Having been working on tracks for over four years, Childhood only released their debut album Lacuna in August of this year. Since the record is made up of an accumulation of songs they’ve been sitting on for a while, Childhood enter onto the stage with an aim to prove the progression of their sound over that time.
This means interspersing catchy riffs with hints of the more experimental, as if dipping in and out of some psychedelic trance. ‘Pinballs’ epitomises this perfectly; progressing louder and louder until what sounds like a spaceship arriving splinters into disarray, butchering the tempo to within an inch of what it was before. This ebbing of fast and slow goes down well and although coming as a sweet surprise first time round, when repeated again in other songs such as ‘Pay For Cool’ and ‘When You Rise’, the magic is slightly lost.
Singer Ben Romans-Hopcraft’s vocals are lyrically indecipherable most of the time, but in songs such as ‘Right Beneath Me’, the dreamy contrast between his deliciously smooth bass and gentle falsetto forgives all with its velvety charm. Saving the best till last, ‘Solemn Skies’ keeps on growing, and this time isn’t reigned in at any point for dramatic effect as with earlier songs, making it somehow more dramatic.

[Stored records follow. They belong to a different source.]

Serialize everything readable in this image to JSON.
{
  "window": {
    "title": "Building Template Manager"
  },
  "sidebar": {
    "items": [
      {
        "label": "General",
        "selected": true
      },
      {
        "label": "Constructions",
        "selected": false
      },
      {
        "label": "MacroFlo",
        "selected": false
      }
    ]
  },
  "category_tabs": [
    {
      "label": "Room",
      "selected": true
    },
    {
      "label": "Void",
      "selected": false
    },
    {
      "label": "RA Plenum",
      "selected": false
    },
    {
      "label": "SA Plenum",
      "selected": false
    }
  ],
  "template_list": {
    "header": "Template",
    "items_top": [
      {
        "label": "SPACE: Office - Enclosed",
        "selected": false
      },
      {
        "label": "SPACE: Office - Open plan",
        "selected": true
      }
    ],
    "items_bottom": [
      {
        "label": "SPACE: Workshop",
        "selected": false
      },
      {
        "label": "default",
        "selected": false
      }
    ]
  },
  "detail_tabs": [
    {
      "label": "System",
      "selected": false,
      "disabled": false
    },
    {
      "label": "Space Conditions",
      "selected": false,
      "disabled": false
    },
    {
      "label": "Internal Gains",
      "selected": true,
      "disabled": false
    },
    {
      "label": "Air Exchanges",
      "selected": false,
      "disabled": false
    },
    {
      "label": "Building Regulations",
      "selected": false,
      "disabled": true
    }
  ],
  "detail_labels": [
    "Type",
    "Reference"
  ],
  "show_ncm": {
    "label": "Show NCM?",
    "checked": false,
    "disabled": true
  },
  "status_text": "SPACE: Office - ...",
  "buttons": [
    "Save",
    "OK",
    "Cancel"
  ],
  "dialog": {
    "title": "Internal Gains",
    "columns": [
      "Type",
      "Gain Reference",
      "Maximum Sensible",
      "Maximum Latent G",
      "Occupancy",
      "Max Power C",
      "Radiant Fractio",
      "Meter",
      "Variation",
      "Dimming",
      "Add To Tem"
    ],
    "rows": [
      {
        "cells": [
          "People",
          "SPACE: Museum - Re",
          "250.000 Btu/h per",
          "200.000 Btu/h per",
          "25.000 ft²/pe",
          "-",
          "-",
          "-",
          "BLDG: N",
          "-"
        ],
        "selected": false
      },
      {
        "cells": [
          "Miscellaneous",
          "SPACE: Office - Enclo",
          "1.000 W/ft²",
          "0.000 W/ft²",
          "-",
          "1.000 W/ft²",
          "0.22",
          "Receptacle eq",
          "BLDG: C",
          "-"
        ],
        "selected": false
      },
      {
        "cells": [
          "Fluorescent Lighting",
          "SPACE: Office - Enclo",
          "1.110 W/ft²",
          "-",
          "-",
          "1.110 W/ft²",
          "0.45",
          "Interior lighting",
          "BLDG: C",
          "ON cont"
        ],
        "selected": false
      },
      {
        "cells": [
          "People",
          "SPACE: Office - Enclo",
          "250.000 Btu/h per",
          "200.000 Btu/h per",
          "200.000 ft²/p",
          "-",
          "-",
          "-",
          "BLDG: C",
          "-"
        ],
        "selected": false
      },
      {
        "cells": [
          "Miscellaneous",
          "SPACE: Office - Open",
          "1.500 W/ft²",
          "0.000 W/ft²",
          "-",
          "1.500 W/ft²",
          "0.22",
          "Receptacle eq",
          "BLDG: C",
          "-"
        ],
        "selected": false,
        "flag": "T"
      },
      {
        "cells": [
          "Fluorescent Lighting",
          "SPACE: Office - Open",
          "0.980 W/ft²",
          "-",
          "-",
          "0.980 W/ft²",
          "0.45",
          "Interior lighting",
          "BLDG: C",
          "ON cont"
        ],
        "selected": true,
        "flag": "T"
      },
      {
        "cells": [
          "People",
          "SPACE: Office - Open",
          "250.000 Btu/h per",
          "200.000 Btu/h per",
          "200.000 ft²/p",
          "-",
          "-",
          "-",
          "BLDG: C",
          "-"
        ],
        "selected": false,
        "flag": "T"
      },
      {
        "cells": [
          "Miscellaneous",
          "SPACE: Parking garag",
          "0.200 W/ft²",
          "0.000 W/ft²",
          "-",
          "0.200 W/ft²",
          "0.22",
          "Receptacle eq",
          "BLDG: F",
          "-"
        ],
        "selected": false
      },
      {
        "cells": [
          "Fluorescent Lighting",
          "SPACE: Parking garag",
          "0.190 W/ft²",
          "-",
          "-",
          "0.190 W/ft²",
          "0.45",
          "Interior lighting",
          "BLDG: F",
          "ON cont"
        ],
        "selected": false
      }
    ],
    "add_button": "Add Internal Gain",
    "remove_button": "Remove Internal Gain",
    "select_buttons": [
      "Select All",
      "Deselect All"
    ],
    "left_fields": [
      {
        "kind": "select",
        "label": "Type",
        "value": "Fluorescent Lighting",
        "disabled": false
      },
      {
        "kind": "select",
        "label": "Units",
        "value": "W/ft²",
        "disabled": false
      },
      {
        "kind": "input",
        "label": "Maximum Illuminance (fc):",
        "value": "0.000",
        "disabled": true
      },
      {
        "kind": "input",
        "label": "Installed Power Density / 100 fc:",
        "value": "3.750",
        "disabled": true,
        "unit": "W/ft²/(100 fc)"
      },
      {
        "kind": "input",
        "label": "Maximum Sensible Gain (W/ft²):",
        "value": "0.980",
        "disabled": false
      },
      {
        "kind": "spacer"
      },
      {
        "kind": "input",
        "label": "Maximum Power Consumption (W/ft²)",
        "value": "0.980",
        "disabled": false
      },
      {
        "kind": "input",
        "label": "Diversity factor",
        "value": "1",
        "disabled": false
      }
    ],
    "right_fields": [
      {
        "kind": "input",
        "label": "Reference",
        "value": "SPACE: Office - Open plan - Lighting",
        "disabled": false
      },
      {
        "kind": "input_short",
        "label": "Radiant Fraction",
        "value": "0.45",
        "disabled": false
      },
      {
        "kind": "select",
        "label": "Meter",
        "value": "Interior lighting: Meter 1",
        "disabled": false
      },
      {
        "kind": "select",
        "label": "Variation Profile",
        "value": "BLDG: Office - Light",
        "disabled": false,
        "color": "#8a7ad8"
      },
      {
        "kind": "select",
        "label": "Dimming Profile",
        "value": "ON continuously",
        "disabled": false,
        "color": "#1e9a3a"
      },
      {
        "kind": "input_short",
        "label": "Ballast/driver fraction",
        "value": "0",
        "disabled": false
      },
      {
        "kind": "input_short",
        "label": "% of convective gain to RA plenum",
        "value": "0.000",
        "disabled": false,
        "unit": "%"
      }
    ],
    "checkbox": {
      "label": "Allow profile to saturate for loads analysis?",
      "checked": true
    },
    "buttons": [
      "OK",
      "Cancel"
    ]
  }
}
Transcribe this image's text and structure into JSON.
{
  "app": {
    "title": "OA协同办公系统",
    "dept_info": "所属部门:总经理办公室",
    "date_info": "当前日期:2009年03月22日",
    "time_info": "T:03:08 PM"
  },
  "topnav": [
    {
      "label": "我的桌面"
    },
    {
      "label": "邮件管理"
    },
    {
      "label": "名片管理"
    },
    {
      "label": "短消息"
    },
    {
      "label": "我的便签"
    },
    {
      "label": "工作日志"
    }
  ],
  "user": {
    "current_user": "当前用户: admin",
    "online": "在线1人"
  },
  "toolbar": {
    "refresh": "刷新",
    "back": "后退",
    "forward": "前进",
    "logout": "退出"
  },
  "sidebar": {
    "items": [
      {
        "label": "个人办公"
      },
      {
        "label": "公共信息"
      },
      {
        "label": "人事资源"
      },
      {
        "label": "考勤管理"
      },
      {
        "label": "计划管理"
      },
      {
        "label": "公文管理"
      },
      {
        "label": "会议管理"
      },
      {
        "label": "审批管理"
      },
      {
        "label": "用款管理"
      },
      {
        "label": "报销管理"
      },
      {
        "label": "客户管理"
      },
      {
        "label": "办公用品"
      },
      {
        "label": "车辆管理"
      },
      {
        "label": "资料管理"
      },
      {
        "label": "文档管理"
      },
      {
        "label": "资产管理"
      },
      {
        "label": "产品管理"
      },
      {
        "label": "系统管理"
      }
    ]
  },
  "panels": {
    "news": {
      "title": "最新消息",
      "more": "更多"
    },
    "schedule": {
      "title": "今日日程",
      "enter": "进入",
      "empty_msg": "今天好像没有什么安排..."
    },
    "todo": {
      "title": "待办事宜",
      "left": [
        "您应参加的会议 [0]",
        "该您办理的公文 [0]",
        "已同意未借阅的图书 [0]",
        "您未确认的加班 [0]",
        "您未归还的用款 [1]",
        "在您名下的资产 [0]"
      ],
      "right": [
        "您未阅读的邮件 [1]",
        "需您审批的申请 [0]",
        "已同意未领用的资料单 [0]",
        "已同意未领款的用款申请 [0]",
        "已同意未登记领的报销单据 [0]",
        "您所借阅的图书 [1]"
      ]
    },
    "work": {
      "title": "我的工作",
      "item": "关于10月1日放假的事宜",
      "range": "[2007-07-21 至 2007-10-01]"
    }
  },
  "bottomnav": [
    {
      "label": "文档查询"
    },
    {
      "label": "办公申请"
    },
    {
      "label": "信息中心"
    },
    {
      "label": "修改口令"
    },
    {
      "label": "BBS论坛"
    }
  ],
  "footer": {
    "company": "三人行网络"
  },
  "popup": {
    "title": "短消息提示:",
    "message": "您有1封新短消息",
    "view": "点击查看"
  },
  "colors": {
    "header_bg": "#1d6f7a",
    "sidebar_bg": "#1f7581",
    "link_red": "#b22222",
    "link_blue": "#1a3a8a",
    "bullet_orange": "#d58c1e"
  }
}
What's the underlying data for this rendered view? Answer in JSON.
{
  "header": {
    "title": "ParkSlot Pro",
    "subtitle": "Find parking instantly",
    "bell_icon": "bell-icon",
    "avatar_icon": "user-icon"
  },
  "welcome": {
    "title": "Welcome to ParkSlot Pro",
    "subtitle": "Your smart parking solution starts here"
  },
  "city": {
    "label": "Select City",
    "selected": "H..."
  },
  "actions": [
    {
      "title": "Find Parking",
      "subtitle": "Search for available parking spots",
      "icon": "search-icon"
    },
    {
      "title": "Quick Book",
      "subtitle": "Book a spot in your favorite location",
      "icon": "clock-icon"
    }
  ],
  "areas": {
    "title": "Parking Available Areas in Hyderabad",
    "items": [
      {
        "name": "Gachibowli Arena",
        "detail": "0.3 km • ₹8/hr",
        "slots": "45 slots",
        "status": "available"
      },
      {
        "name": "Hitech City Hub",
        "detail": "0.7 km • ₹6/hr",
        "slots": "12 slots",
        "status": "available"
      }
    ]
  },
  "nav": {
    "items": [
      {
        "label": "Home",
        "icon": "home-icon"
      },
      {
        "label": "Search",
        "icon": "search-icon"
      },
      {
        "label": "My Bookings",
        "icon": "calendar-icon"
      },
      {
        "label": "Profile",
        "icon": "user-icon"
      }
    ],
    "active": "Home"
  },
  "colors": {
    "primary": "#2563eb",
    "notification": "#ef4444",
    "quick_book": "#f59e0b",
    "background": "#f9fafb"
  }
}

Childhood straddle that fine line between appearing effortlessly cool and just lazy, as their dreamlike sound could be mistaken for blandness. Yet despite being shoved in the corner practically entangled in the backing curtain, it is the synth that takes control in turning potentially plain indie riffs into something quite unique, proving Childhood to be more than just another jangly guitar band.